### Your task
Where the string "JSON" occurs in a line of the entries below, copy that line.

◆ ◆ ◆ ◆

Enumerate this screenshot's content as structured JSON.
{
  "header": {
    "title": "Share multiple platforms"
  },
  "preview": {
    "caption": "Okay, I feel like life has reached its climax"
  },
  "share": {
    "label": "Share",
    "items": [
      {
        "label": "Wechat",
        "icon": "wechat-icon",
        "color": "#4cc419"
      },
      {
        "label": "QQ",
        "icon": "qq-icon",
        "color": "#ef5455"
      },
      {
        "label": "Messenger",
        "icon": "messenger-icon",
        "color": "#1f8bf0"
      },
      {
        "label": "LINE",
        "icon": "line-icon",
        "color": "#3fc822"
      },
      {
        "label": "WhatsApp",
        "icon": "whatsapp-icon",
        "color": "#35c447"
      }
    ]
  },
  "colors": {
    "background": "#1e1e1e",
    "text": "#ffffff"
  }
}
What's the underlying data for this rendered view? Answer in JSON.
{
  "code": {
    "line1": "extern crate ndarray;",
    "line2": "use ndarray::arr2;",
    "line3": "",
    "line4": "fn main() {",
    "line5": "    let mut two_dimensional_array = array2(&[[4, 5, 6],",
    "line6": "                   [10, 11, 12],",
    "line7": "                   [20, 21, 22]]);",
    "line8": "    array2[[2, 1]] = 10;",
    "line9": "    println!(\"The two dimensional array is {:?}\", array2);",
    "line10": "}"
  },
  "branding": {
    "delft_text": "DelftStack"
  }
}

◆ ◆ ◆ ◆

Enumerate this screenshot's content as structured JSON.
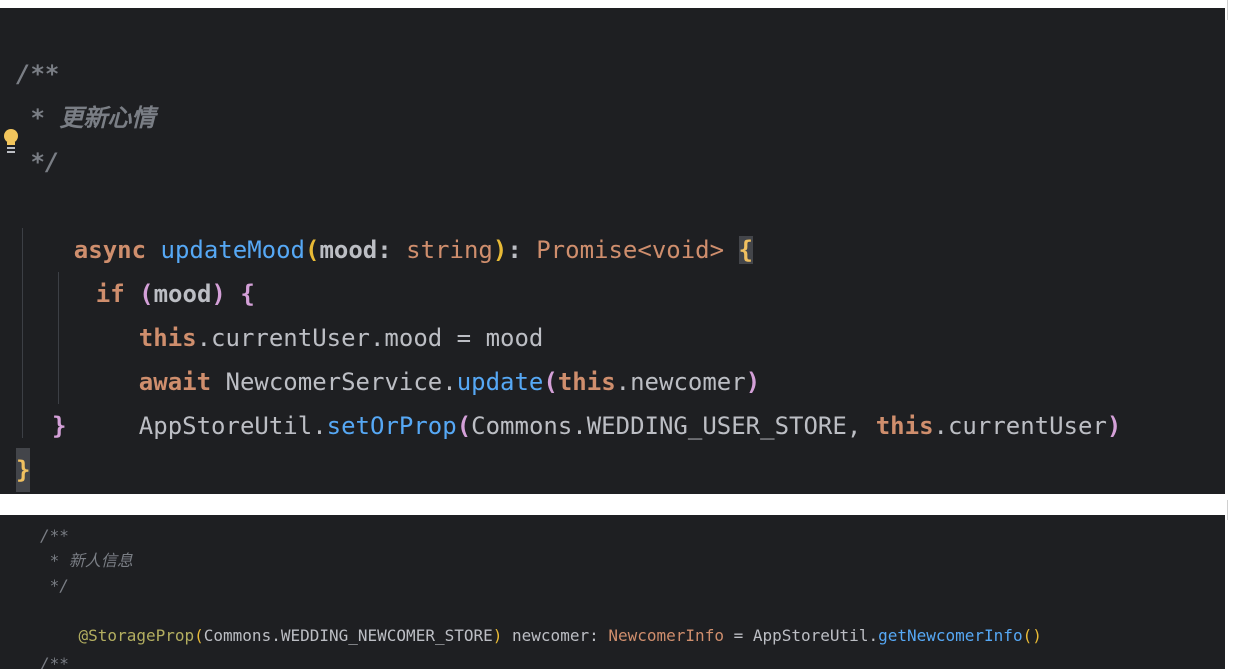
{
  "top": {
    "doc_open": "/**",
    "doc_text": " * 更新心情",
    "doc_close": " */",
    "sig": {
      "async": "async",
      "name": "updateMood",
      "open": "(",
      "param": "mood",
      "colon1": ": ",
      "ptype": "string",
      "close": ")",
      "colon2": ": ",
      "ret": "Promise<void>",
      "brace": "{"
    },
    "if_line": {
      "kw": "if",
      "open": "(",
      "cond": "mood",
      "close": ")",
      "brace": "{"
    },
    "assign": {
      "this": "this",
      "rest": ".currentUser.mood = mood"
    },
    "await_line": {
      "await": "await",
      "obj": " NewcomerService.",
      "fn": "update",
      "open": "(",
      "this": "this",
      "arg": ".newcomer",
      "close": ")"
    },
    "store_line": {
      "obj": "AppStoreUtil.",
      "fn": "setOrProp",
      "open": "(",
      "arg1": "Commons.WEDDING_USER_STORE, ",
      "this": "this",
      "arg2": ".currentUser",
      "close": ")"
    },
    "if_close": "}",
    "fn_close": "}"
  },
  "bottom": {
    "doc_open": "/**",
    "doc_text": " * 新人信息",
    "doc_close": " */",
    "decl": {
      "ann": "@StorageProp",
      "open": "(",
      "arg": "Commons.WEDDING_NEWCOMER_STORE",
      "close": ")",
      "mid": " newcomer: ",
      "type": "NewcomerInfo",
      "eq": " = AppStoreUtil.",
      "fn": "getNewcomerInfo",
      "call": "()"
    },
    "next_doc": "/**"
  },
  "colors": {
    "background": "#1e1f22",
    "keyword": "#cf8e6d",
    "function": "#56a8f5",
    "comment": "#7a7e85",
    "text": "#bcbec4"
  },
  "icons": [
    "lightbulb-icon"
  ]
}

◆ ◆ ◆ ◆

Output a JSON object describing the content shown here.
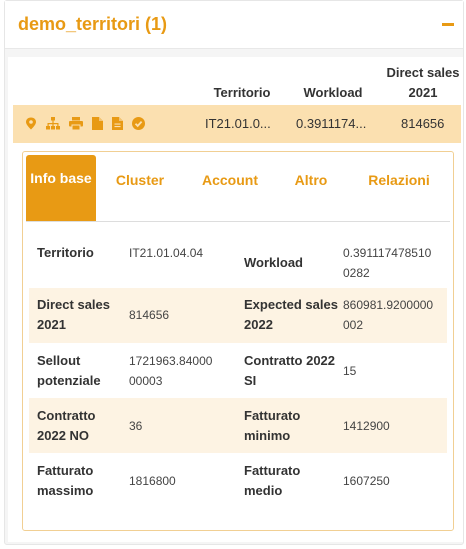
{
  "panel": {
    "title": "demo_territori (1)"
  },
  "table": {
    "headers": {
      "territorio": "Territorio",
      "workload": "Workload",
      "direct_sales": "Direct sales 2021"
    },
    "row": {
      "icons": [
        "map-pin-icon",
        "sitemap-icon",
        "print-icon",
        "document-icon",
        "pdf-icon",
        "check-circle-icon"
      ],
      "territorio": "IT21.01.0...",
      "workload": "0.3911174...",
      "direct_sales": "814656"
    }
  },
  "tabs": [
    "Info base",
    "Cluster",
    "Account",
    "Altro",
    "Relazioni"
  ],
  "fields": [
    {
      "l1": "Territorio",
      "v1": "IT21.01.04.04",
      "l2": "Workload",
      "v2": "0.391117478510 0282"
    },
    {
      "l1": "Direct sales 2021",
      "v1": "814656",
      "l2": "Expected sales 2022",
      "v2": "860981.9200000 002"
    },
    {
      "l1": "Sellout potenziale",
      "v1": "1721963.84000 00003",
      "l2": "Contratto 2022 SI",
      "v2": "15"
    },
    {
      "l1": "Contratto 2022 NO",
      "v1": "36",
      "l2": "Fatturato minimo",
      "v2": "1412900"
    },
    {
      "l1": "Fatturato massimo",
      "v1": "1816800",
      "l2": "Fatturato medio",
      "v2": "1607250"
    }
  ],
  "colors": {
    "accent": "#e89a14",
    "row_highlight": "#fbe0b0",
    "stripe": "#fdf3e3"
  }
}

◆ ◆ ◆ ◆

### Your solution
Enumerate this screenshot's content as structured JSON.
What's the underlying data for this rendered view? Answer in JSON.
Enumerate this screenshot's content as structured JSON.
Output a JSON object describing the content shown here.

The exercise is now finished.